No body shots here; just a swift federal court kick to Coyote Ugly’s social-media jewels.
You get the ice. I’ll pour a double and serve up the details after the jump…
Stewart v. CUS Nashville, LLC is a Fair Labor Standards Act action in which a bunch of employees who worked for Coyote Ugly claim that their employer shorted them on overtime pay. Two of the plaintiffs, Misty Blu Stewart and Sarah Stone, claimed that after they sued, they were the object of threatening posts appearing in various social media platforms, and thus decided to pursue claims of retaliation.
Specifically, Ms. Stewart saw this post on the blog of the owner of the Coyote Ugly location at which she worked.

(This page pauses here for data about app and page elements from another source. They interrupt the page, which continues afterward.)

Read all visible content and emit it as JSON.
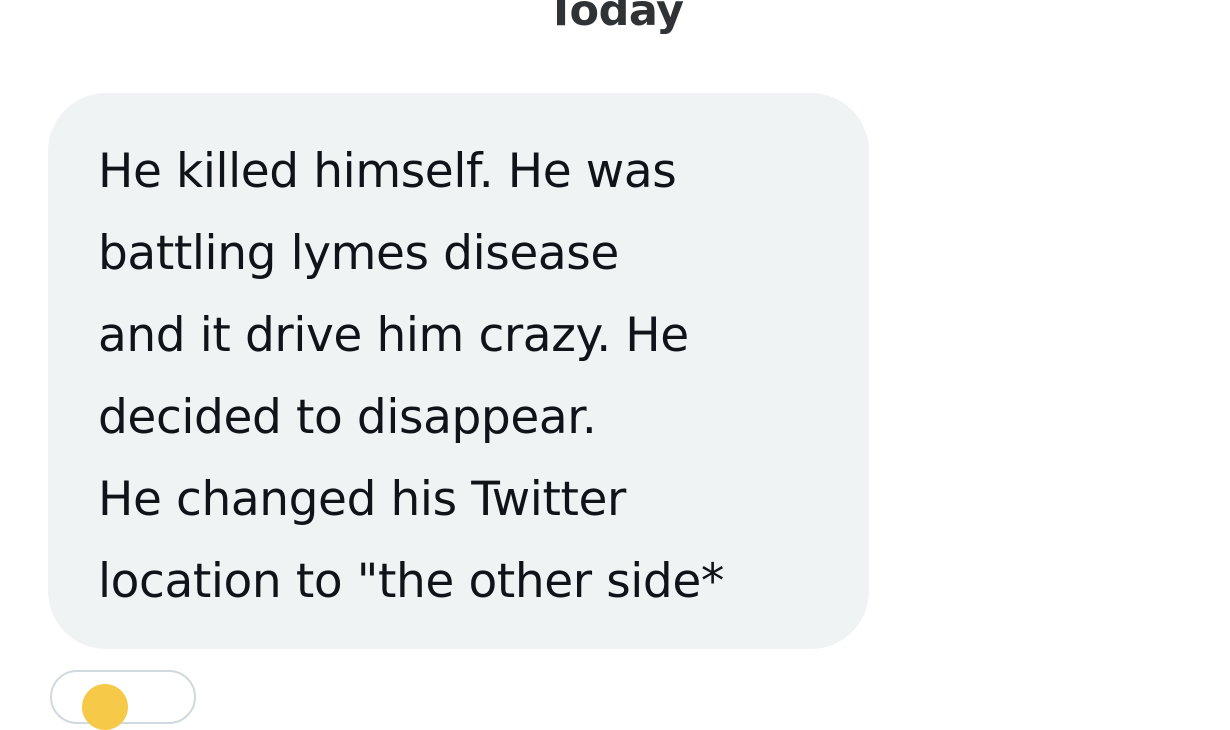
{
  "conversation": {
    "date_divider": "Today",
    "messages": [
      {
        "text": "He killed himself. He was\nbattling lymes disease\nand it drive him crazy. He\ndecided to disappear.\nHe changed his Twitter\nlocation to \"the other side*",
        "reaction": {
          "icon": "emoji-reaction-icon",
          "color": "#f7c948"
        }
      }
    ]
  },
  "colors": {
    "bubble_background": "#eff3f4",
    "text": "#0f1419",
    "divider_text": "#2f3336",
    "reaction_border": "#cfd9de"
  }
}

And Ms. Stone, alleged that she felt threatened when she saw this status update from Facebook friend, Daniel Huckaby, a Coyote Ugly Director of Operations. Huckaby, who admitted to being intoxicated on the night the post was made, and claimed not to recall making (or subsequently deleting) the status update.
Retaliation comes in all forms.

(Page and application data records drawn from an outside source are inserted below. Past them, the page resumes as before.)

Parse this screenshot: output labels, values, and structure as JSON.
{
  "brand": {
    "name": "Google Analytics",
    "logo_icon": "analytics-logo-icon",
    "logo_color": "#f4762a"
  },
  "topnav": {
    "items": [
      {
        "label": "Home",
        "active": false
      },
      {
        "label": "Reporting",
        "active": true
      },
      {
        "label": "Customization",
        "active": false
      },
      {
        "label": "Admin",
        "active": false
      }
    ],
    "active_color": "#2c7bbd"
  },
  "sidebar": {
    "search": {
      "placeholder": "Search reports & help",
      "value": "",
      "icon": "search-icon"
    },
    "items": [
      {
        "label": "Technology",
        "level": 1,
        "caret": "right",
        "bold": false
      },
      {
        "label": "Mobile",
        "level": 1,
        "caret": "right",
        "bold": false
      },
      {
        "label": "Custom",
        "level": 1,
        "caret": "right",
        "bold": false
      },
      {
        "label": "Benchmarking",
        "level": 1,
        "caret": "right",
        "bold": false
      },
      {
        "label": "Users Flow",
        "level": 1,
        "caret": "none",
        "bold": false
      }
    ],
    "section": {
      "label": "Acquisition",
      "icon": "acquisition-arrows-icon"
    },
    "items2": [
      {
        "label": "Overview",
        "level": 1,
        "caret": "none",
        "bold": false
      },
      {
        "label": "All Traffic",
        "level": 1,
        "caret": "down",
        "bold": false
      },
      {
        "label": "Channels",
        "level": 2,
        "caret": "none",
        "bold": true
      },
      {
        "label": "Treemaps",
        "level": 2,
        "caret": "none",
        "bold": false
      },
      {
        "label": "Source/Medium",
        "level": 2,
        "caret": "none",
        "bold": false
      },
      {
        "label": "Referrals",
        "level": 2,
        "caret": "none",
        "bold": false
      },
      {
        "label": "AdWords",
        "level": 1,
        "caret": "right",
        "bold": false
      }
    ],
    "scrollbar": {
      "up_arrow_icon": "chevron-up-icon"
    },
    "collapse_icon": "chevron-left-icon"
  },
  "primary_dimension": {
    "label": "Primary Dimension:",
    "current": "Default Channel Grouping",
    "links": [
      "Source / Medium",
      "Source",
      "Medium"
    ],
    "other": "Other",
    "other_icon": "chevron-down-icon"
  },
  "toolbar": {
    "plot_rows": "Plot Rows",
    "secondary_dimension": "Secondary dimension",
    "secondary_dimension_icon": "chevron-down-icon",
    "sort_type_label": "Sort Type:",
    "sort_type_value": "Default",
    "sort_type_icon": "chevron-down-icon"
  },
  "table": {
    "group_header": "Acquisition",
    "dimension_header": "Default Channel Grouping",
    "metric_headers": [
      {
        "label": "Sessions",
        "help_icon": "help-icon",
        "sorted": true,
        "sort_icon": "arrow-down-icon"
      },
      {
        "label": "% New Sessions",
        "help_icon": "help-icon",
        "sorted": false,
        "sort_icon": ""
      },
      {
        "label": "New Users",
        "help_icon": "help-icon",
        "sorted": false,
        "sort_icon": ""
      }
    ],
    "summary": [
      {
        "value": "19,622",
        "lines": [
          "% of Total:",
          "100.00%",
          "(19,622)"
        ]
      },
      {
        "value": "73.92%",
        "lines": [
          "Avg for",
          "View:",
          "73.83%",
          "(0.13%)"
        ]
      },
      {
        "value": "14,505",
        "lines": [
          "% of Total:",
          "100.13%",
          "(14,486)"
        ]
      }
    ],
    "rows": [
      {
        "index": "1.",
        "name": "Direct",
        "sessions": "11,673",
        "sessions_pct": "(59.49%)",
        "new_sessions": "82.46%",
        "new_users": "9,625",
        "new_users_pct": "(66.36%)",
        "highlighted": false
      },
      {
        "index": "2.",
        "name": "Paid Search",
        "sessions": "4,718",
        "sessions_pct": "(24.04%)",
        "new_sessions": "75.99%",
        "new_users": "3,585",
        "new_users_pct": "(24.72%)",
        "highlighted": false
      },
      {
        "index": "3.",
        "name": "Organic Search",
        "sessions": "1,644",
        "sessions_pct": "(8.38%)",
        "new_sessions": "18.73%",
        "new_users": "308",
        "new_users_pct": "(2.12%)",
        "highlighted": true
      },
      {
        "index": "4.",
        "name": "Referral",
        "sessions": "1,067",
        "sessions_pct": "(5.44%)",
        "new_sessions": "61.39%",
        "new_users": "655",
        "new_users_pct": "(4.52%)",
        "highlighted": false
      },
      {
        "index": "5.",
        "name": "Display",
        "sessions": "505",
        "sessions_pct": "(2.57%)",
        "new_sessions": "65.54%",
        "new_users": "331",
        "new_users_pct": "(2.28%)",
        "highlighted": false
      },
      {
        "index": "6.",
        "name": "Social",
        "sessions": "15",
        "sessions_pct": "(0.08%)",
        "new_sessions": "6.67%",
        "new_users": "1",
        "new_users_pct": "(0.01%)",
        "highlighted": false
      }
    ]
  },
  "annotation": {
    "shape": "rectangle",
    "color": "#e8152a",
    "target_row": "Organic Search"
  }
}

The United States Supreme Court has held that, any employer action that may “dissuade a reasonable worker from making or supporting a charge of discrimination” can be retaliation. Although the Court in that case was dealing with a claim of discrimination, other courts have recognized that the same maxim holds true when the underlying claim is a violation of the FLSA.

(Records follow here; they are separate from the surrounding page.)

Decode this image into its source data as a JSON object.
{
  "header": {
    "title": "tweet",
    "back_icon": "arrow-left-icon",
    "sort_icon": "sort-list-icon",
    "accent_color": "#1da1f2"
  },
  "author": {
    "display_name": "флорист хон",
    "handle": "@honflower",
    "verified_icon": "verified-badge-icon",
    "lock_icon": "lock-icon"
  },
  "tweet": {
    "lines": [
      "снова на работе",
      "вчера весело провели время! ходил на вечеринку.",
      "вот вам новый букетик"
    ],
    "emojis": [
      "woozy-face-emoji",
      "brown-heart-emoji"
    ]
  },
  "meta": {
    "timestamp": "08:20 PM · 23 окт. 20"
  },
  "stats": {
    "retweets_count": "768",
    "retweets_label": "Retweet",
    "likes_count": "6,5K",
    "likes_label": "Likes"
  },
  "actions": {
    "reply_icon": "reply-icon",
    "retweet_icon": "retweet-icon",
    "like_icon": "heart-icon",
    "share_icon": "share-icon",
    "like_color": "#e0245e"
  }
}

And in this case, the court had little difficulty concluding that a blog post from the boss could have deterred Ms. Stewart from continuing to pursue her FLSA claims. The court then applied the same logic to the threatening Facebook update and its impact on Ms. Stone in concluding that she may have a viable claim for retaliation.
Let’s talk takeaways:
For the HR professionals: Make sure that the anti-retaliation language in your employee handbooks is broad enough to include social media. Put a different way, if you downloaded your current employee handbook from a Prodigy message board; time to update.
Lawyers: When employment litigation ensues, it is not enough to reinforce to the key players at the company the importance of generally refraining from any behavior that could be construed as retaliatory. Be more specific and instruct them to be smart about social media use.
[h/t Venkat Balasubramani @ Technology & Marketing Law Blog]